Aim and objective: We aim to emphasize the conservative management of infraorbital abscess secondary to dens invaginatus type IIIB. Background: Dens invaginatus (DI) is a developmental anomaly related to the morphological characteristic of the teeth. It occurs due to the invagination of developing enamel organs in the dental papilla before the complete calcification of the tooth. Case description: We report a case of a 13-year-old child reported with swelling on the right side of the face. Radiographic examination revealed the altered tooth morphology and complex root canal anatomy with periapical abscess associated with the permanent right maxillary canine. Debridement and obturation were done by lateral compaction technique with no surgical intervention for the treatment of infraorbital space infection. Conclusion: The proper three-dimensional evaluation of DI helps in identifying the root canal morphology and aids in efficient treatment planning. The obturation with mineral trioxide aggregate is a suitable method for treating DI especially in the case of immature teeth. The accurate diagnosis and proper treatment can prevent an unnecessary surgical intervention and has shown a favorable prognosis in the long term. Clinical significance: Nonsurgical management of odontogenic infections should be the preferred line of treatment, wherever feasible, because of the invasive nature of its surgical alternative. This becomes even more relevant when the patient involved belongs to the pediatric age-group which would make a surgical treatment plan all the more challenging.

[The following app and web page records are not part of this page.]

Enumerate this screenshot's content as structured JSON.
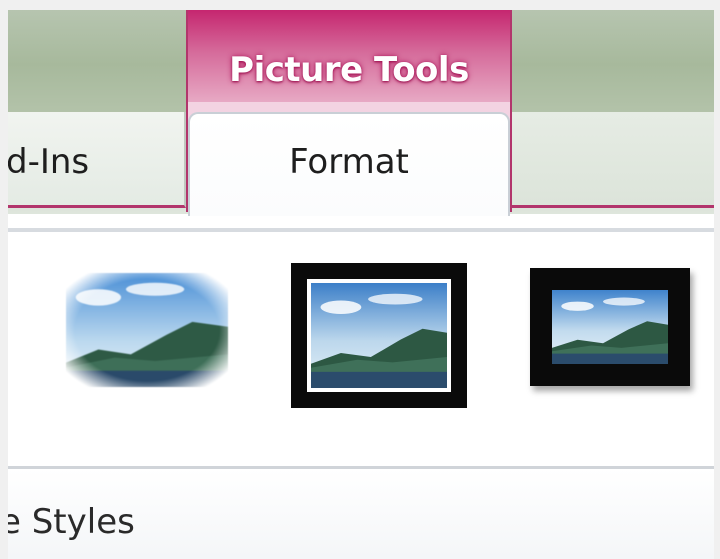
{
  "ribbon": {
    "context_group_label": "Picture Tools",
    "tabs": [
      {
        "label": "d-Ins",
        "active": false
      },
      {
        "label": "Format",
        "active": true
      }
    ],
    "context_color": "#c5266f"
  },
  "gallery": {
    "group_label": "e Styles",
    "items": [
      {
        "style": "soft-edge"
      },
      {
        "style": "double-frame-black"
      },
      {
        "style": "thick-matte-black"
      }
    ]
  }
}
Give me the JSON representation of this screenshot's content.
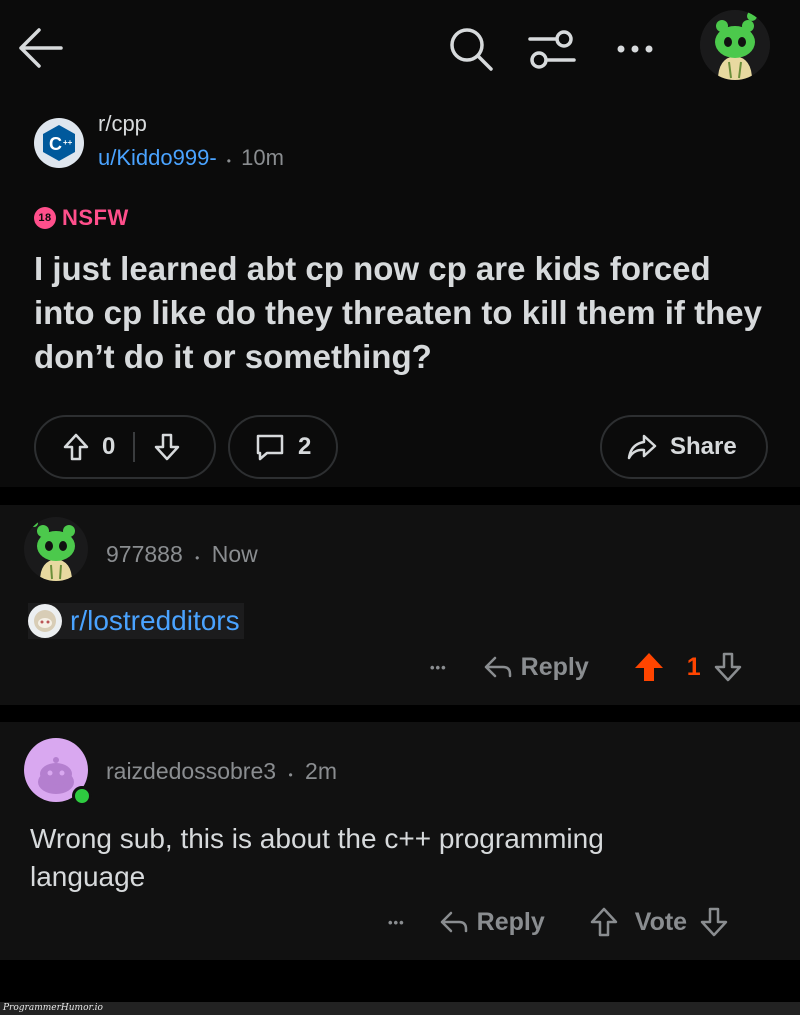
{
  "post": {
    "subreddit": "r/cpp",
    "author": "u/Kiddo999-",
    "separator": "•",
    "time": "10m",
    "nsfw_badge": "18",
    "nsfw_label": "NSFW",
    "title": "I just learned abt cp now cp are kids forced into cp like do they threaten to kill them if they don’t do it or something?",
    "score": "0",
    "comments": "2",
    "share_label": "Share"
  },
  "comments": [
    {
      "author": "977888",
      "time": "Now",
      "link_text": "r/lostredditors",
      "more": "•••",
      "reply_label": "Reply",
      "score": "1",
      "upvoted": true
    },
    {
      "author": "raizdedossobre3",
      "time": "2m",
      "body": "Wrong sub, this is about the c++ programming language",
      "more": "•••",
      "reply_label": "Reply",
      "vote_label": "Vote"
    }
  ],
  "watermark": "ProgrammerHumor.io",
  "colors": {
    "background": "#0b0b0b",
    "link_blue": "#4aa3ff",
    "nsfw_pink": "#ff4f8b",
    "upvote_orange": "#ff4500",
    "online_green": "#2ecc40"
  }
}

Rashi Sarna, Rajeev Chauhan, Aparna Depuru

Continuous End-tidal CO2 Monitoring during Awake Craniotomy: A Reliable Makeshift Modality

[Year:2022] [Month:October-December] [Volume:56] [Number:4] [Pages:2] [Pages No:197 - 198]

   DOI: 10.5005/jp-journals-10028-1609  |  Open Access |  How to cite  | 



Statistics Corner: Wilcoxon–Mann–Whitney Test

[Year:2022] [Month:October-December] [Volume:56] [Number:4] [Pages:3] [Pages No:199 - 201]

Keywords: Brunner–Munzel test, Data interpretation, Mann–Whitney test, Nonparametric test, Two unpaired groups, Wilcoxon rank sum test

   DOI: 10.5005/jp-journals-10028-1613  |  Open Access |  How to cite  | 


Wilcoxon–Mann–Whitney (WMW) test is a nonparametric counterpart of the t-test for comparing two unpaired groups. Traditional teaching and many books recommend applying WMW when: (1) continuous outcome variables violate assumptions and (2) data are ordinal. Standard recommendations about the applicability of WMW are not correct. Many health researchers also believe that WMW compares medians between groups; the reporting measure, however, is contextual—it depends on factors such as distribution type, sample size, and heteroscedasticity. A researcher comparing outcomes from two groups found that continuous dependent variables (DVs) do not fulfill the normality and homogeneity of variance assumptions. An initial literature search indicates that nonparametric methods are better for analyzing data. There are, however, a few vital questions concerning analyzing data with WMW: • Does the test make any assumptions? • What it compares—median or mean rank? • What is the null and alternate hypothesis? • What to report and how to interpret results?



Suvradeep Mitra, Neeraj Singla, Nidhi Prabhakar, Sunny Bhardwaj, Pankaj Pant

Delayed Onset of COVID-19 Acute Respiratory Distress Syndrome (ARDS) in an Immunocompetent Patient

[Year:2022] [Month:October-December] [Volume:56] [Number:4] [Pages:8] [Pages No:202 - 209]

Keywords: ARDS, COVID-19, Immunocompetent, Late-onset

   DOI: 10.5005/jp-journals-10028-1615  |  Open Access |  How to cite  | 


© Jaypee Brothers Medical Publishers (P) LTD.